I start walking back to my office – my office for the day, anyway. The elevator is small, but I get in with two other people. Something, or really – someone makes it inevitably awkward. The first gets off at the second floor. “Bonne après-midi,” mumbled, just barely discernible. There’s no room for a response. The next elevator ding is mine and the other person gets off with me, clearly confused at who I am and why I’m on his floor, but no questions asked.

This isn’t the first time I’ve returned to old stomping grounds. And I suspect that it’s going to happen more and more often. I can’t remember if I ever really meant to be back here – I think I hadn’t exactly planned on it in the way that one doesn’t when one doesn’t think about it. It forces me to reflect on the ways I’ve changed and what I’ve done between now and then to cause that change, for better or worse.

I was young – fresh out of college. I’d never worked the 9 to 5. And I was eager, so insufferably excited. So sure that this is where I wanted and needed to be, that this was the only logical decision for me, because this is what you do, and what people want. That all dropped off somewhere in the first or second quarter of graduate school, scattered and windswept over the streets of Baltimore. By February, I’d had enough. I wondered where I’d gotten so mesmerized by all of it. It was time for something real. Two years later, I’m still finding that that’s a hard thing to pin down.

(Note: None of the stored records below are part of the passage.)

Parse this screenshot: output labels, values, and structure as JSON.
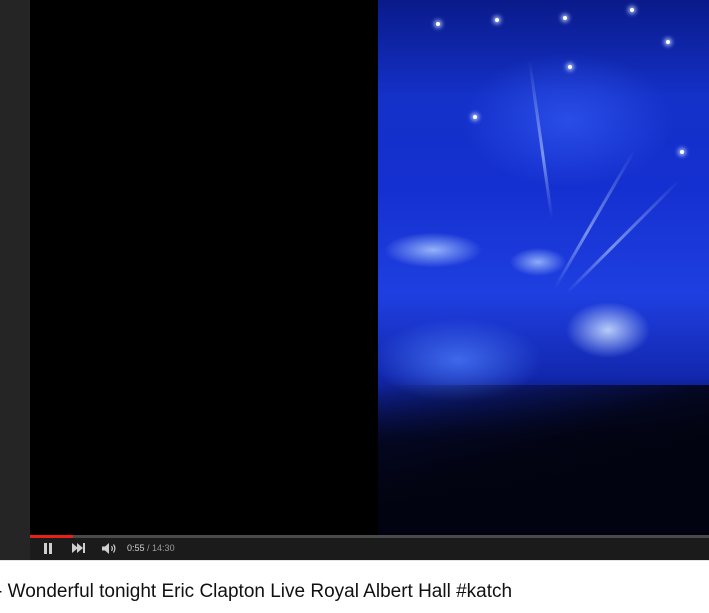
{
  "player": {
    "current_time": "0:55",
    "separator": " / ",
    "duration": "14:30",
    "progress_fraction": 0.063,
    "accent_color": "#e62117"
  },
  "controls": {
    "play_pause_icon": "pause-icon",
    "next_icon": "skip-next-icon",
    "volume_icon": "volume-icon"
  },
  "video": {
    "title": "- Wonderful tonight Eric Clapton Live Royal Albert Hall #katch"
  }
}
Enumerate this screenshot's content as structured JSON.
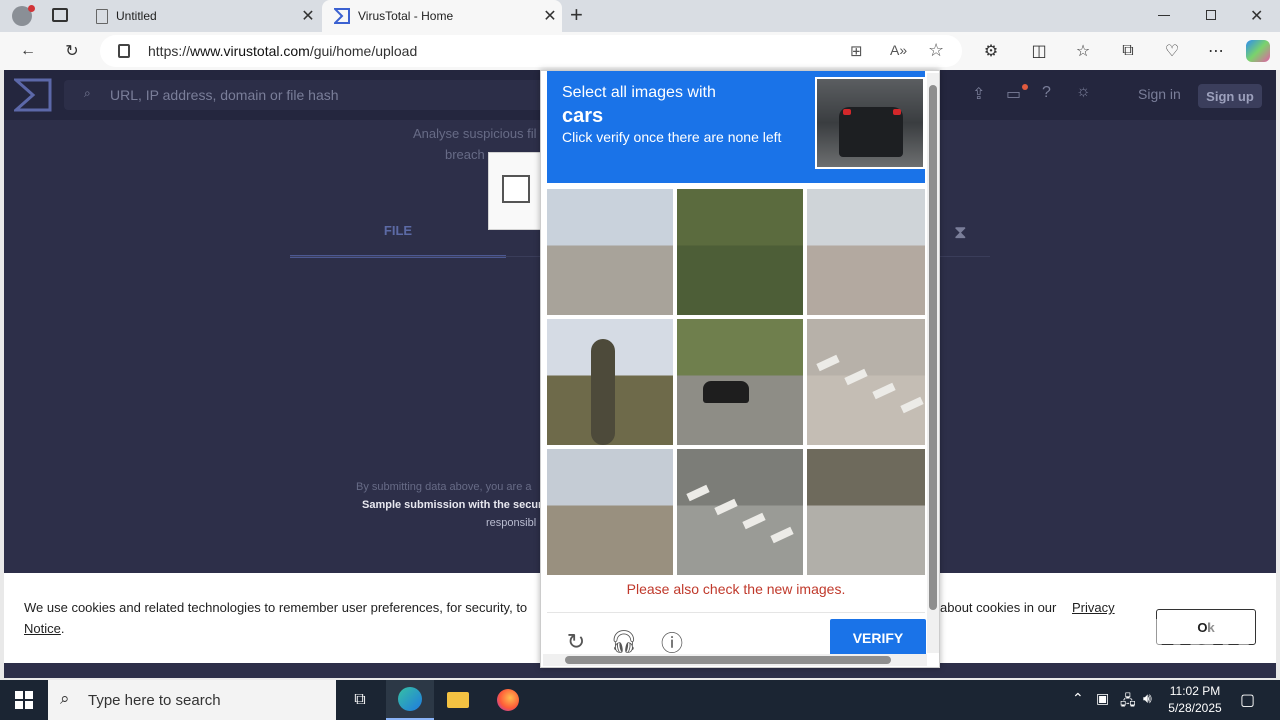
{
  "browser": {
    "tabs": [
      {
        "title": "Untitled",
        "active": false
      },
      {
        "title": "VirusTotal - Home",
        "active": true
      }
    ],
    "url_prefix": "https://",
    "url_host": "www.virustotal.com",
    "url_path": "/gui/home/upload",
    "new_tab": "+"
  },
  "virustotal": {
    "search_placeholder": "URL, IP address, domain or file hash",
    "sign_in": "Sign in",
    "sign_up": "Sign up",
    "tagline_1": "Analyse suspicious fil",
    "tagline_2": "breach",
    "file_tab": "FILE",
    "disclaimer_1": "By submitting data above, you are a",
    "disclaimer_2": "Sample submission with the secur",
    "disclaimer_3": "responsibl"
  },
  "cookie": {
    "text_start": "We use cookies and related technologies to remember user preferences, for security, to",
    "text_end": "about cookies in our",
    "privacy_link": "Privacy",
    "notice_link": "Notice",
    "ok": "Ok"
  },
  "captcha": {
    "line1": "Select all images with",
    "target": "cars",
    "line3": "Click verify once there are none left",
    "message": "Please also check the new images.",
    "verify": "VERIFY",
    "tiles": [
      {
        "name": "tile-palms-road",
        "sky": "#c9d2dc",
        "ground": "#a8a39a"
      },
      {
        "name": "tile-grass-noise",
        "sky": "#5b6b3e",
        "ground": "#4d5e37"
      },
      {
        "name": "tile-bridge",
        "sky": "#cfd4d8",
        "ground": "#b3a9a0"
      },
      {
        "name": "tile-palm-tree",
        "sky": "#d5dbe4",
        "ground": "#6e6a4a"
      },
      {
        "name": "tile-car-road",
        "sky": "#6f7f4d",
        "ground": "#8e8d86"
      },
      {
        "name": "tile-road-lines",
        "sky": "#b7b1a9",
        "ground": "#c4bdb4"
      },
      {
        "name": "tile-highway",
        "sky": "#c5ccd5",
        "ground": "#99907f"
      },
      {
        "name": "tile-crosswalk",
        "sky": "#7c7d78",
        "ground": "#9a9b96"
      },
      {
        "name": "tile-sidewalk",
        "sky": "#6e6a5c",
        "ground": "#b1afa9"
      }
    ]
  },
  "watermark": "ANY RUN",
  "taskbar": {
    "search_placeholder": "Type here to search",
    "time": "11:02 PM",
    "date": "5/28/2025"
  }
}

So, what’s the difference between being here then and being here now? Basically that I walk around like I own the place. Okay, maybe that’s an exaggeration. But in comparison to what my demeanor was before, that description is pretty accurate. There was confidence before. But that confidence seems to have taken root and blossomed, somehow escaping my watchful inward gaze. Or perhaps, I simply give zero fucks. I take in the looks and stares like they were self-evidently meant for me. And they’re thoroughly amusing.

Now, I’m left wondering where that change began. Was it becoming thoroughly jaded with the work and the world? Did it start with a need for more tangible impact, right now? Or realizing so much of the perpetual, tangible frustration are problems of the system? Or was it simply a byproduct of aging and more practice, if only four years of it? Whatever it was, I’d venture to say that the transformation hasn’t ended there. All I’m left with at this moment is sheer amazement at the magnitude of the change.

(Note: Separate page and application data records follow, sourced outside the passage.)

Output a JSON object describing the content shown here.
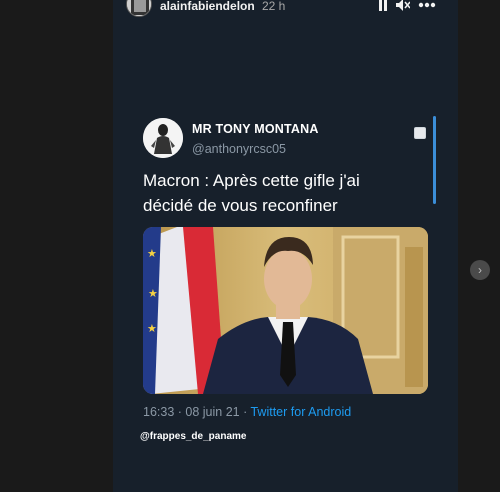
{
  "header": {
    "username": "alainfabiendelon",
    "time": "22 h",
    "pause_icon": "pause-icon",
    "mute_icon": "mute-icon",
    "more_icon": "more-icon"
  },
  "tweet": {
    "display_name": "MR TONY MONTANA",
    "handle": "@anthonyrcsc05",
    "text": "Macron : Après cette gifle j'ai décidé de vous reconfiner",
    "meta_time": "16:33 · 08 juin 21 · ",
    "meta_source": "Twitter for Android",
    "copy_icon": "copy-icon"
  },
  "credit": "@frappes_de_paname",
  "navigation": {
    "next_icon": "chevron-right-icon"
  },
  "colors": {
    "story_bg": "#17202b",
    "link": "#1d9bf0",
    "secondary_text": "#8b98a5"
  }
}
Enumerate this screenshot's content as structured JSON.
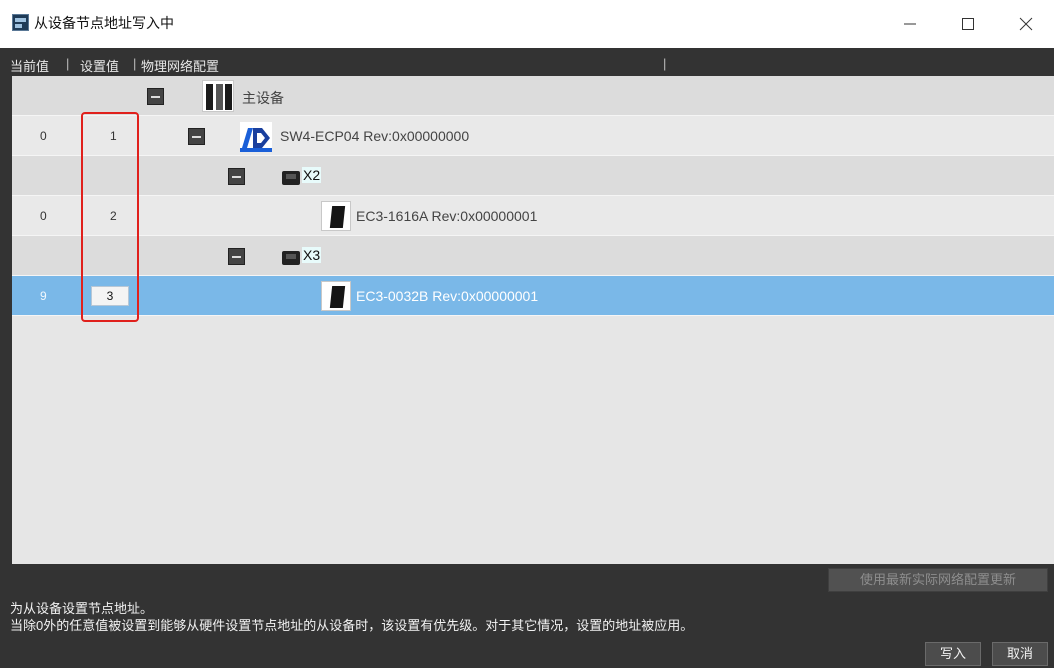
{
  "window": {
    "title": "从设备节点地址写入中",
    "icon": "app-network-icon",
    "controls": {
      "minimize": "—",
      "maximize": "☐",
      "close": "✕"
    }
  },
  "columns": {
    "current": "当前值",
    "setting": "设置值",
    "config": "物理网络配置"
  },
  "tree": {
    "master": "主设备",
    "coupler": {
      "current": "0",
      "setting": "1",
      "label": "SW4-ECP04 Rev:0x00000000"
    },
    "port_x2": "X2",
    "slave1": {
      "current": "0",
      "setting": "2",
      "label": "EC3-1616A Rev:0x00000001"
    },
    "port_x3": "X3",
    "slave2": {
      "current": "9",
      "setting": "3",
      "label": "EC3-0032B Rev:0x00000001"
    }
  },
  "update_button": "使用最新实际网络配置更新",
  "description": {
    "line1": "为从设备设置节点地址。",
    "line2": "当除0外的任意值被设置到能够从硬件设置节点地址的从设备时，该设置有优先级。对于其它情况，设置的地址被应用。"
  },
  "buttons": {
    "write": "写入",
    "cancel": "取消"
  },
  "colors": {
    "selected_row": "#7ab8e8",
    "tree_line": "#f5a623",
    "highlight_box": "#e0201c",
    "panel": "#333333"
  }
}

In some way, it gives me more confidence of the things that, in my head, I can’t do now simply because of “how I am” or what skills I may or may not have, I’ll be able to do only a short time from now. Perhaps I can now if only given the opportunity. But why leave it to so much circumstance? Maybe, I need to create my own opportunity.

Rose-colored words

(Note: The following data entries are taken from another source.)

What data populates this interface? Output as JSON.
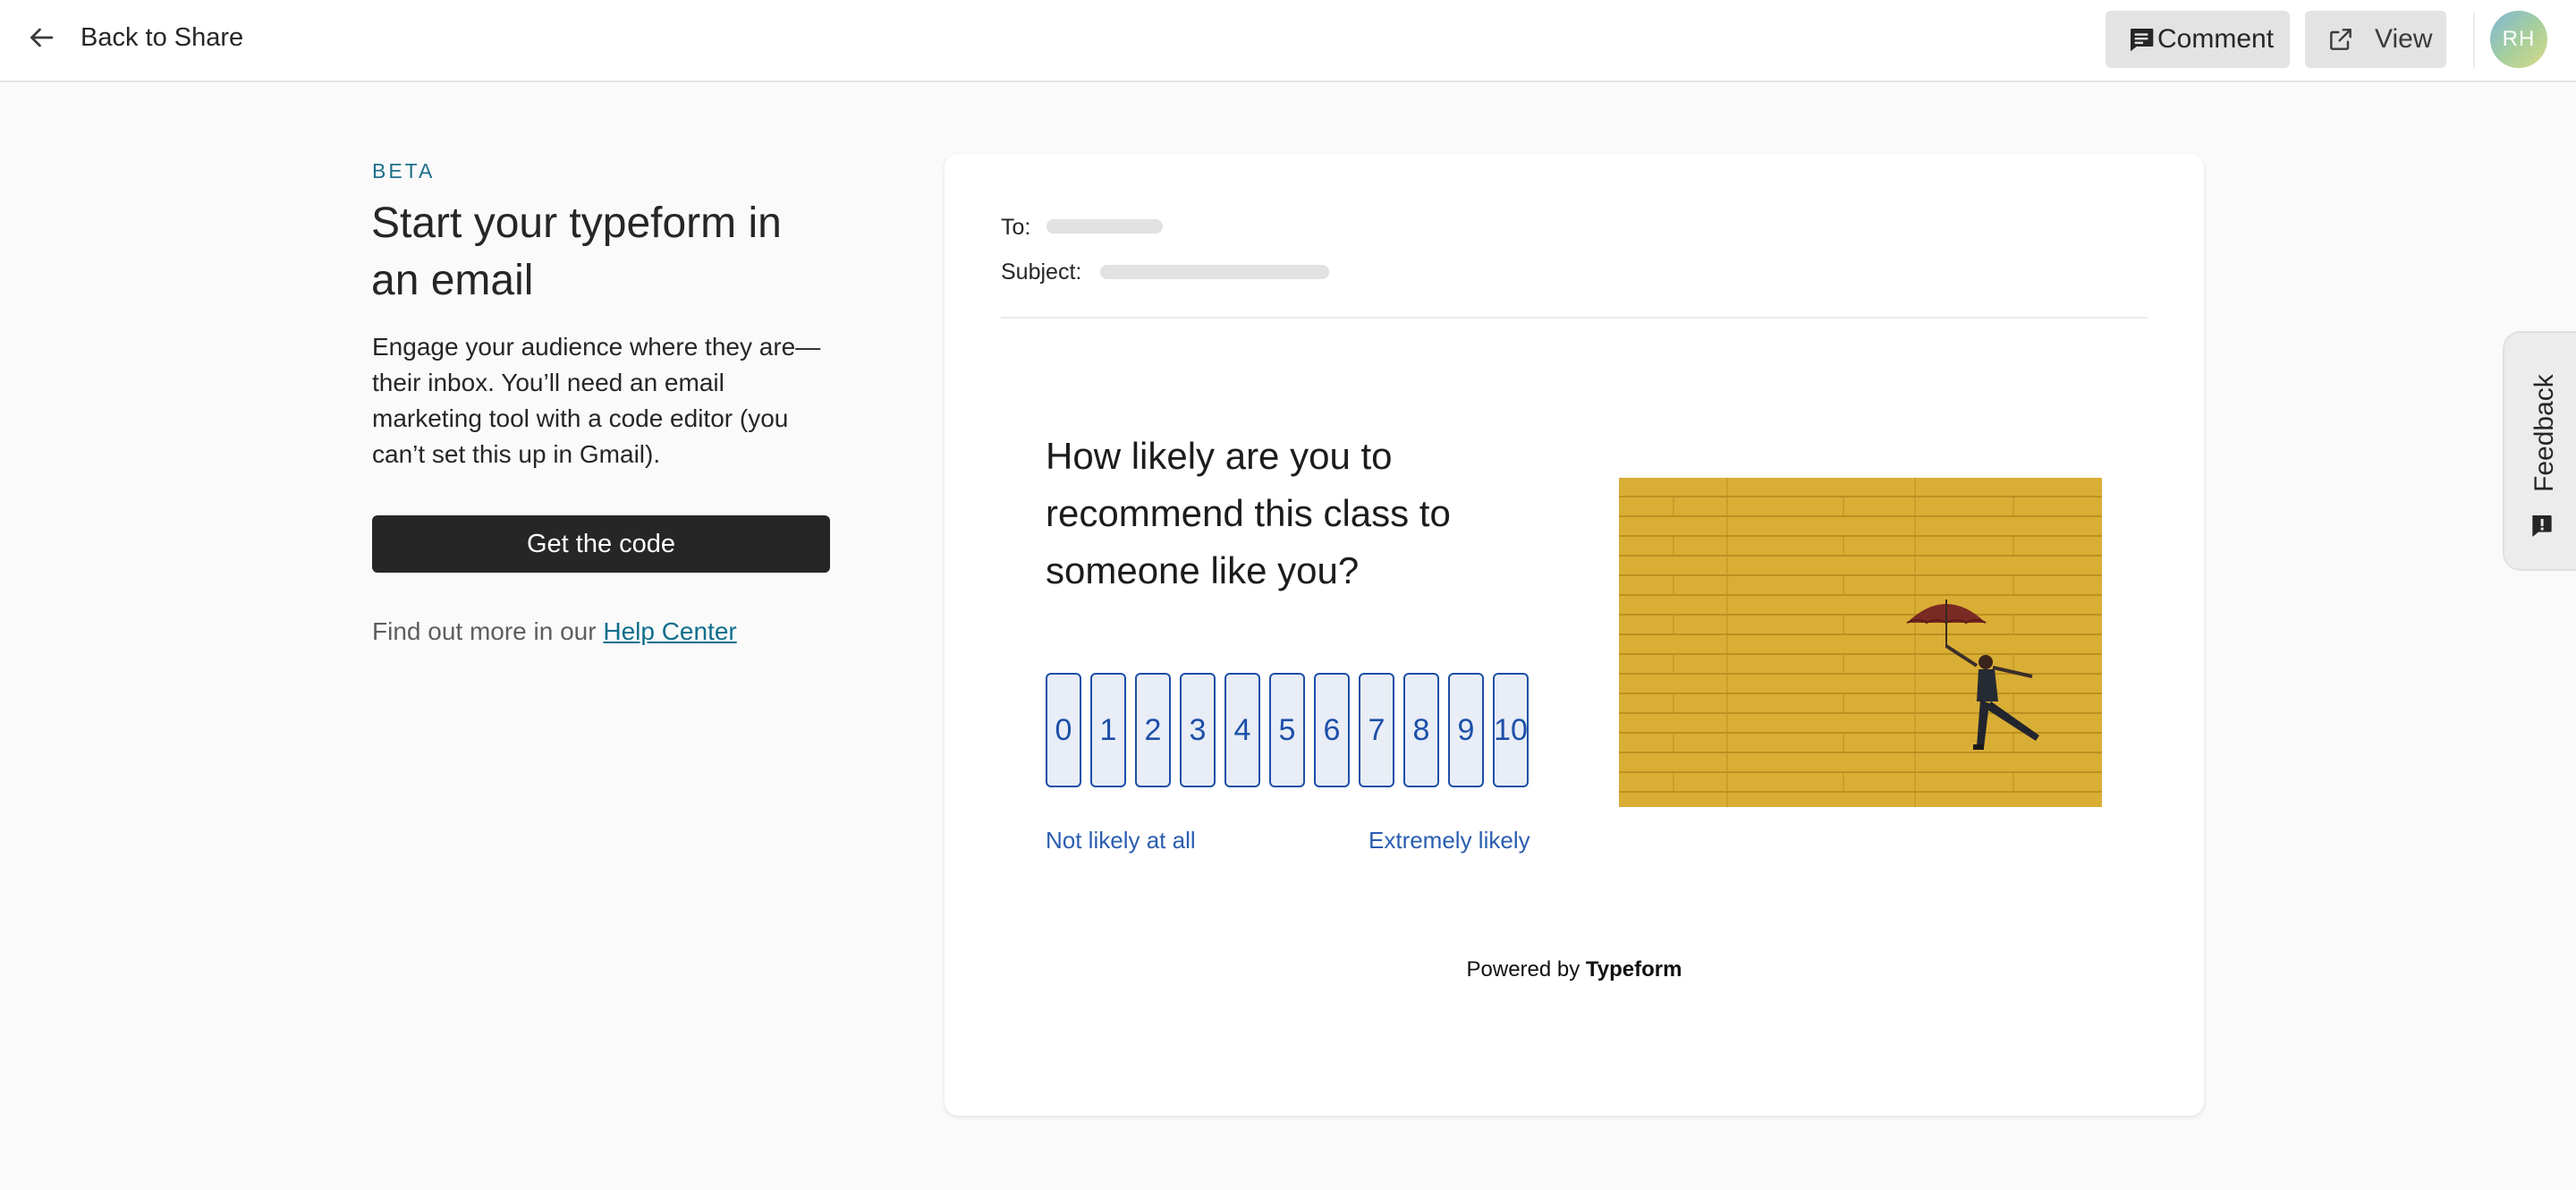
{
  "header": {
    "back_label": "Back to Share",
    "comment_label": "Comment",
    "view_label": "View",
    "avatar_initials": "RH"
  },
  "intro": {
    "badge": "BETA",
    "title": "Start your typeform in an email",
    "description": "Engage your audience where they are—their inbox. You’ll need an email marketing tool with a code editor (you can’t set this up in Gmail).",
    "cta_label": "Get the code",
    "help_prefix": "Find out more in our ",
    "help_link": "Help Center"
  },
  "email_preview": {
    "to_label": "To:",
    "subject_label": "Subject:",
    "question": "How likely are you to recommend this class to someone like you?",
    "scale": [
      "0",
      "1",
      "2",
      "3",
      "4",
      "5",
      "6",
      "7",
      "8",
      "9",
      "10"
    ],
    "scale_low_label": "Not likely at all",
    "scale_high_label": "Extremely likely",
    "powered_prefix": "Powered by ",
    "powered_brand": "Typeform"
  },
  "feedback_tab": {
    "label": "Feedback"
  },
  "colors": {
    "accent_blue": "#1c4fa8",
    "link_teal": "#0f6e8c",
    "cta_dark": "#262627",
    "photo_yellow": "#d6a82e"
  }
}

I have a problem. When framing my problems to external audiences (boss, friends, strangers, boyfriend), I compulsively force everything into this stupid, false optimism-shaped mold. I’ve been praised for this.

“My challenge is that I’m struggling to get everything in order for this project to meet deadline, but it gives our team an opportunity to BLAH BLAH BLAH”

My boss LOVES this.

I read back on some of my previous posts (blah, blah). They are not completely honest. I force a rose lens in conversations with everyone. (“This terrible thing happened, but you know,  it’s not *that* bad because BLAH BLAH BLAH, it will be okay!”) I feel so much more doubt and hopelessness than I let on. And I think that is okay, to feel this.

I’m so concerned with being flexible, optimistic, positive. Where does this come from? Is it a female condition? I’m strong, yes. I’m optimistic and bright and resilient. Yes, I pride myself on this. But where did I learn that I concede weakness if I present my struggle and my sadness and my hopelessness without a delusional tint of optimism?

I want to approach my struggles with grace, and with grace I think comes a degree of optimism and hope. But I am doing myself no favors when I strap those stupid fucking rose glasses onto my face.